**YOUR INSTRUCTIONS**
Would you write out the entries that follow word for word, omitting any images?

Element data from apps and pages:

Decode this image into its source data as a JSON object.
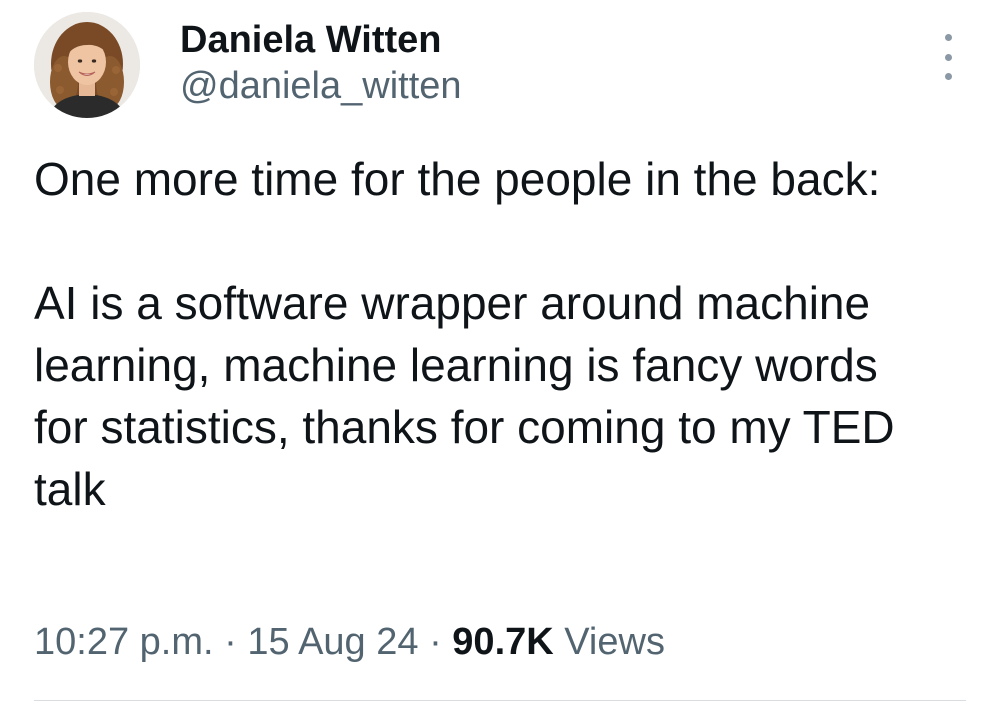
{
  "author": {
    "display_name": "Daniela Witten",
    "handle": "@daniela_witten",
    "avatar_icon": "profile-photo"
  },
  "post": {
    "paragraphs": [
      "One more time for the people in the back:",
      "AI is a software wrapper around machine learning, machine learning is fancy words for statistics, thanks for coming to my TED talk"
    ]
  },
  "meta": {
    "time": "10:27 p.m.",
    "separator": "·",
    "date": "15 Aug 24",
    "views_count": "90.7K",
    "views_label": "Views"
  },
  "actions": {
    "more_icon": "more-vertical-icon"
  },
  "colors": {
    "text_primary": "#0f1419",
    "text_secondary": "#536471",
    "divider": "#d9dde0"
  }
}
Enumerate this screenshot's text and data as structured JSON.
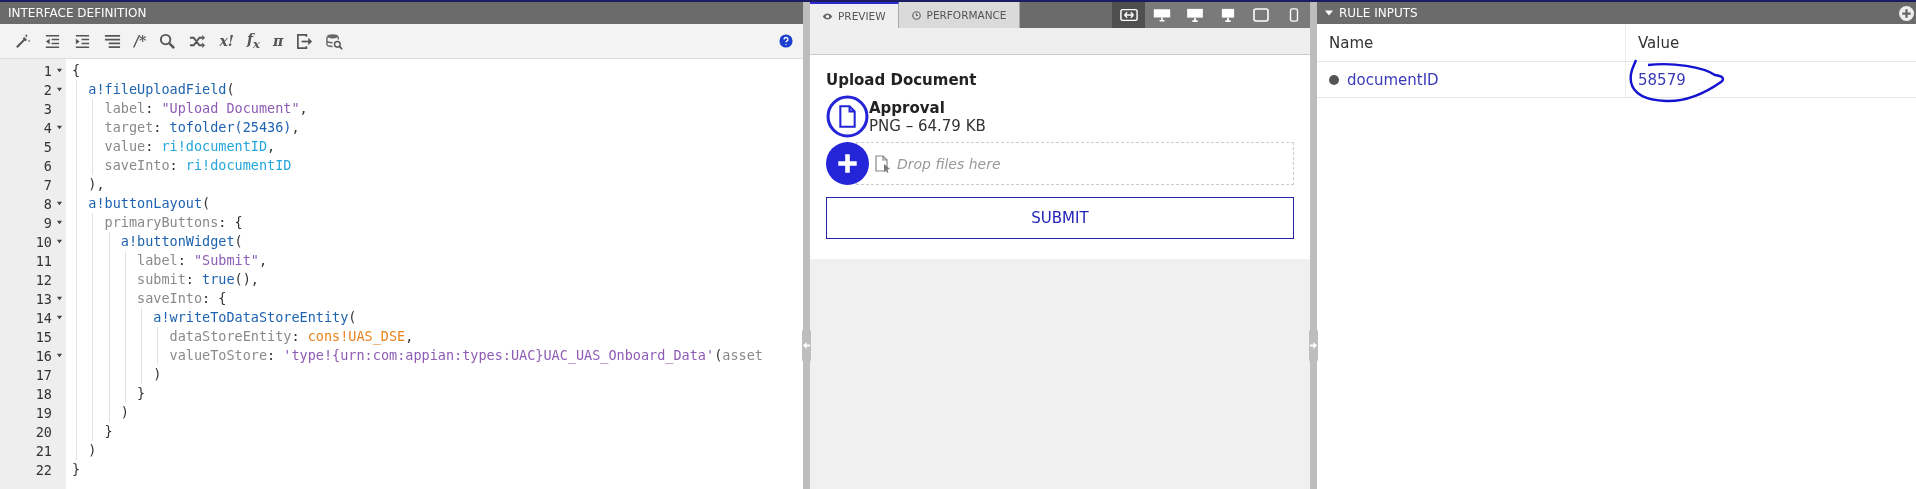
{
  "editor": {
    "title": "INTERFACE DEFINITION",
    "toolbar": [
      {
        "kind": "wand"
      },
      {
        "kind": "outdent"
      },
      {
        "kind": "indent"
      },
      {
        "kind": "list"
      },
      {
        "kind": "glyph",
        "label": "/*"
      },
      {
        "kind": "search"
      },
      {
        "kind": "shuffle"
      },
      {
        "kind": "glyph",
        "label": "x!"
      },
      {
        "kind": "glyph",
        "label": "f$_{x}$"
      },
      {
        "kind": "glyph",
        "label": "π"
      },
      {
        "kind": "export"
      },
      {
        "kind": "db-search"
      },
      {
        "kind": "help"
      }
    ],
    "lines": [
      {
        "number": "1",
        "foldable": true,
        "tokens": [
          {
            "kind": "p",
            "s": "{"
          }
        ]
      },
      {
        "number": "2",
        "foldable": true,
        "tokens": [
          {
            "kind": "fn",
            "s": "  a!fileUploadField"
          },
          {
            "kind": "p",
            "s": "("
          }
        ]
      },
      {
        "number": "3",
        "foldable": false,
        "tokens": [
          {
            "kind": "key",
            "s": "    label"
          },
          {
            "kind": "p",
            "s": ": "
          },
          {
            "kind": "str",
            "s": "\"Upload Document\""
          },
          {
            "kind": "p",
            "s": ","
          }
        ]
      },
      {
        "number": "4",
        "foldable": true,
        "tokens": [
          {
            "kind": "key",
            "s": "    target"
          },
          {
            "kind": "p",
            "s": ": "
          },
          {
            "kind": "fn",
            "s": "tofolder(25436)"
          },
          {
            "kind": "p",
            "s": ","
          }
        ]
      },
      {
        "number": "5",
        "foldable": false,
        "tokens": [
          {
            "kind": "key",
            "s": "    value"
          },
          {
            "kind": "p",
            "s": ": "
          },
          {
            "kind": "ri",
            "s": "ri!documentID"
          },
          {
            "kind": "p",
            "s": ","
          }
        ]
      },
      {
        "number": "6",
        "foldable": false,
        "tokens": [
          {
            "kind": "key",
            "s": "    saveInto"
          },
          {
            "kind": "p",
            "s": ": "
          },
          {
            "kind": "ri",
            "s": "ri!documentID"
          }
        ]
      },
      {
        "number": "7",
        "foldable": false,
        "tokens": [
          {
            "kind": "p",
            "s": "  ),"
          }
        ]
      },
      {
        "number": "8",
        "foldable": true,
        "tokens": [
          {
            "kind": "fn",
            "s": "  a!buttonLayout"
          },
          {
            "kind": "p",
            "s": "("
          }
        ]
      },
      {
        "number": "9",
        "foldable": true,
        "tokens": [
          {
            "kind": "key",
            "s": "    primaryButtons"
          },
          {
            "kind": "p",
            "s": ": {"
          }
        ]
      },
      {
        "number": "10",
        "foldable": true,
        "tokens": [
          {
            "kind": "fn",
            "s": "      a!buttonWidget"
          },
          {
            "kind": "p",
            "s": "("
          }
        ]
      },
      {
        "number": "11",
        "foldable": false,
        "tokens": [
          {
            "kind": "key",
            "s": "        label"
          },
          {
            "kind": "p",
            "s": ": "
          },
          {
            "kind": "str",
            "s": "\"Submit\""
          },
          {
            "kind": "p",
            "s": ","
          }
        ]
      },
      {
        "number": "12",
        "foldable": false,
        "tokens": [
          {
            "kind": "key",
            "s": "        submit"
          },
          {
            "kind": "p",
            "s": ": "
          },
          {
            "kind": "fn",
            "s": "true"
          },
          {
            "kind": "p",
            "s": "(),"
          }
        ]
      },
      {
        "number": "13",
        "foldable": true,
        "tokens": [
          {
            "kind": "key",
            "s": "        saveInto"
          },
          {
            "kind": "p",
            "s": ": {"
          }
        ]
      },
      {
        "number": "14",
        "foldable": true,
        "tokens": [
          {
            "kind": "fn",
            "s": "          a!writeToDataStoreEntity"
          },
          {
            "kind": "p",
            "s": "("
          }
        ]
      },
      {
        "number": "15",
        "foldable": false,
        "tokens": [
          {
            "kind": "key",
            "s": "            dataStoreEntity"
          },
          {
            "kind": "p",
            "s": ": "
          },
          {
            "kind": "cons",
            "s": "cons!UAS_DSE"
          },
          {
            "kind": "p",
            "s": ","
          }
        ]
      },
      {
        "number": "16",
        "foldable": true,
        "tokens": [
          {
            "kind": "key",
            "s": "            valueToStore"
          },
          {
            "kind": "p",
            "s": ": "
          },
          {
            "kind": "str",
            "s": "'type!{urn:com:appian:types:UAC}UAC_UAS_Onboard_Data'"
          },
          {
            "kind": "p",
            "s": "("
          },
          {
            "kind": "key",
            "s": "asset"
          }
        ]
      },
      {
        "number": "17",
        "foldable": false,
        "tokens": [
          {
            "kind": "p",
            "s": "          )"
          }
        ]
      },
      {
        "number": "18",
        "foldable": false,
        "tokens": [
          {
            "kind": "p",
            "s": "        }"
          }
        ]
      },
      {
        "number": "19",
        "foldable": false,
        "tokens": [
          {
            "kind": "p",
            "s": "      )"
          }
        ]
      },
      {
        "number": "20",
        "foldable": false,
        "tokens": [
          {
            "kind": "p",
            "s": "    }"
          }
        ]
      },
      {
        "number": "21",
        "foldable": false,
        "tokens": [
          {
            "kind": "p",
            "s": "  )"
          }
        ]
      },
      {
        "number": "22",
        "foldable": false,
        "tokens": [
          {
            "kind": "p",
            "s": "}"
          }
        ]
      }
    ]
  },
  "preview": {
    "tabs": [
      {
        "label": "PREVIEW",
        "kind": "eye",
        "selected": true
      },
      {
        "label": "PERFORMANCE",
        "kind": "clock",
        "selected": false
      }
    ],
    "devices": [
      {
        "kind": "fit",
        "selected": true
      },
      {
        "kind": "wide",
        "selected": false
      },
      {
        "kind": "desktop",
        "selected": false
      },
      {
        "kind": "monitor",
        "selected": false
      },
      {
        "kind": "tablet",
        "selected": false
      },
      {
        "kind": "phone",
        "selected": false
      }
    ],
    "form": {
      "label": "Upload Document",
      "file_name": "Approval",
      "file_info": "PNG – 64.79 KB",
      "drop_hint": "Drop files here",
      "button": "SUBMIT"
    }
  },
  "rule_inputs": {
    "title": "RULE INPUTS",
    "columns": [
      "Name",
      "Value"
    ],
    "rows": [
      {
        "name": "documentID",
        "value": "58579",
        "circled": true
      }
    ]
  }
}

**EXERCISE SOLUTION**
Decode this image into its source data as a JSON object.
{
  "author": {
    "display_name": "Daniela Witten",
    "handle": "@daniela_witten",
    "avatar_icon": "profile-photo"
  },
  "post": {
    "paragraphs": [
      "One more time for the people in the back:",
      "AI is a software wrapper around machine learning, machine learning is fancy words for statistics, thanks for coming to my TED talk"
    ]
  },
  "meta": {
    "time": "10:27 p.m.",
    "separator": "·",
    "date": "15 Aug 24",
    "views_count": "90.7K",
    "views_label": "Views"
  },
  "actions": {
    "more_icon": "more-vertical-icon"
  },
  "colors": {
    "text_primary": "#0f1419",
    "text_secondary": "#536471",
    "divider": "#d9dde0"
  }
}
Enumerate this screenshot's text and data as structured JSON.
{
  "editor": {
    "title": "INTERFACE DEFINITION",
    "toolbar": [
      {
        "kind": "wand"
      },
      {
        "kind": "outdent"
      },
      {
        "kind": "indent"
      },
      {
        "kind": "list"
      },
      {
        "kind": "glyph",
        "label": "/*"
      },
      {
        "kind": "search"
      },
      {
        "kind": "shuffle"
      },
      {
        "kind": "glyph",
        "label": "x!"
      },
      {
        "kind": "glyph",
        "label": "f$_{x}$"
      },
      {
        "kind": "glyph",
        "label": "π"
      },
      {
        "kind": "export"
      },
      {
        "kind": "db-search"
      },
      {
        "kind": "help"
      }
    ],
    "lines": [
      {
        "number": "1",
        "foldable": true,
        "tokens": [
          {
            "kind": "p",
            "s": "{"
          }
        ]
      },
      {
        "number": "2",
        "foldable": true,
        "tokens": [
          {
            "kind": "fn",
            "s": "  a!fileUploadField"
          },
          {
            "kind": "p",
            "s": "("
          }
        ]
      },
      {
        "number": "3",
        "foldable": false,
        "tokens": [
          {
            "kind": "key",
            "s": "    label"
          },
          {
            "kind": "p",
            "s": ": "
          },
          {
            "kind": "str",
            "s": "\"Upload Document\""
          },
          {
            "kind": "p",
            "s": ","
          }
        ]
      },
      {
        "number": "4",
        "foldable": true,
        "tokens": [
          {
            "kind": "key",
            "s": "    target"
          },
          {
            "kind": "p",
            "s": ": "
          },
          {
            "kind": "fn",
            "s": "tofolder(25436)"
          },
          {
            "kind": "p",
            "s": ","
          }
        ]
      },
      {
        "number": "5",
        "foldable": false,
        "tokens": [
          {
            "kind": "key",
            "s": "    value"
          },
          {
            "kind": "p",
            "s": ": "
          },
          {
            "kind": "ri",
            "s": "ri!documentID"
          },
          {
            "kind": "p",
            "s": ","
          }
        ]
      },
      {
        "number": "6",
        "foldable": false,
        "tokens": [
          {
            "kind": "key",
            "s": "    saveInto"
          },
          {
            "kind": "p",
            "s": ": "
          },
          {
            "kind": "ri",
            "s": "ri!documentID"
          }
        ]
      },
      {
        "number": "7",
        "foldable": false,
        "tokens": [
          {
            "kind": "p",
            "s": "  ),"
          }
        ]
      },
      {
        "number": "8",
        "foldable": true,
        "tokens": [
          {
            "kind": "fn",
            "s": "  a!buttonLayout"
          },
          {
            "kind": "p",
            "s": "("
          }
        ]
      },
      {
        "number": "9",
        "foldable": true,
        "tokens": [
          {
            "kind": "key",
            "s": "    primaryButtons"
          },
          {
            "kind": "p",
            "s": ": {"
          }
        ]
      },
      {
        "number": "10",
        "foldable": true,
        "tokens": [
          {
            "kind": "fn",
            "s": "      a!buttonWidget"
          },
          {
            "kind": "p",
            "s": "("
          }
        ]
      },
      {
        "number": "11",
        "foldable": false,
        "tokens": [
          {
            "kind": "key",
            "s": "        label"
          },
          {
            "kind": "p",
            "s": ": "
          },
          {
            "kind": "str",
            "s": "\"Submit\""
          },
          {
            "kind": "p",
            "s": ","
          }
        ]
      },
      {
        "number": "12",
        "foldable": false,
        "tokens": [
          {
            "kind": "key",
            "s": "        submit"
          },
          {
            "kind": "p",
            "s": ": "
          },
          {
            "kind": "fn",
            "s": "true"
          },
          {
            "kind": "p",
            "s": "(),"
          }
        ]
      },
      {
        "number": "13",
        "foldable": true,
        "tokens": [
          {
            "kind": "key",
            "s": "        saveInto"
          },
          {
            "kind": "p",
            "s": ": {"
          }
        ]
      },
      {
        "number": "14",
        "foldable": true,
        "tokens": [
          {
            "kind": "fn",
            "s": "          a!writeToDataStoreEntity"
          },
          {
            "kind": "p",
            "s": "("
          }
        ]
      },
      {
        "number": "15",
        "foldable": false,
        "tokens": [
          {
            "kind": "key",
            "s": "            dataStoreEntity"
          },
          {
            "kind": "p",
            "s": ": "
          },
          {
            "kind": "cons",
            "s": "cons!UAS_DSE"
          },
          {
            "kind": "p",
            "s": ","
          }
        ]
      },
      {
        "number": "16",
        "foldable": true,
        "tokens": [
          {
            "kind": "key",
            "s": "            valueToStore"
          },
          {
            "kind": "p",
            "s": ": "
          },
          {
            "kind": "str",
            "s": "'type!{urn:com:appian:types:UAC}UAC_UAS_Onboard_Data'"
          },
          {
            "kind": "p",
            "s": "("
          },
          {
            "kind": "key",
            "s": "asset"
          }
        ]
      },
      {
        "number": "17",
        "foldable": false,
        "tokens": [
          {
            "kind": "p",
            "s": "          )"
          }
        ]
      },
      {
        "number": "18",
        "foldable": false,
        "tokens": [
          {
            "kind": "p",
            "s": "        }"
          }
        ]
      },
      {
        "number": "19",
        "foldable": false,
        "tokens": [
          {
            "kind": "p",
            "s": "      )"
          }
        ]
      },
      {
        "number": "20",
        "foldable": false,
        "tokens": [
          {
            "kind": "p",
            "s": "    }"
          }
        ]
      },
      {
        "number": "21",
        "foldable": false,
        "tokens": [
          {
            "kind": "p",
            "s": "  )"
          }
        ]
      },
      {
        "number": "22",
        "foldable": false,
        "tokens": [
          {
            "kind": "p",
            "s": "}"
          }
        ]
      }
    ]
  },
  "preview": {
    "tabs": [
      {
        "label": "PREVIEW",
        "kind": "eye",
        "selected": true
      },
      {
        "label": "PERFORMANCE",
        "kind": "clock",
        "selected": false
      }
    ],
    "devices": [
      {
        "kind": "fit",
        "selected": true
      },
      {
        "kind": "wide",
        "selected": false
      },
      {
        "kind": "desktop",
        "selected": false
      },
      {
        "kind": "monitor",
        "selected": false
      },
      {
        "kind": "tablet",
        "selected": false
      },
      {
        "kind": "phone",
        "selected": false
      }
    ],
    "form": {
      "label": "Upload Document",
      "file_name": "Approval",
      "file_info": "PNG – 64.79 KB",
      "drop_hint": "Drop files here",
      "button": "SUBMIT"
    }
  },
  "rule_inputs": {
    "title": "RULE INPUTS",
    "columns": [
      "Name",
      "Value"
    ],
    "rows": [
      {
        "name": "documentID",
        "value": "58579",
        "circled": true
      }
    ]
  }
}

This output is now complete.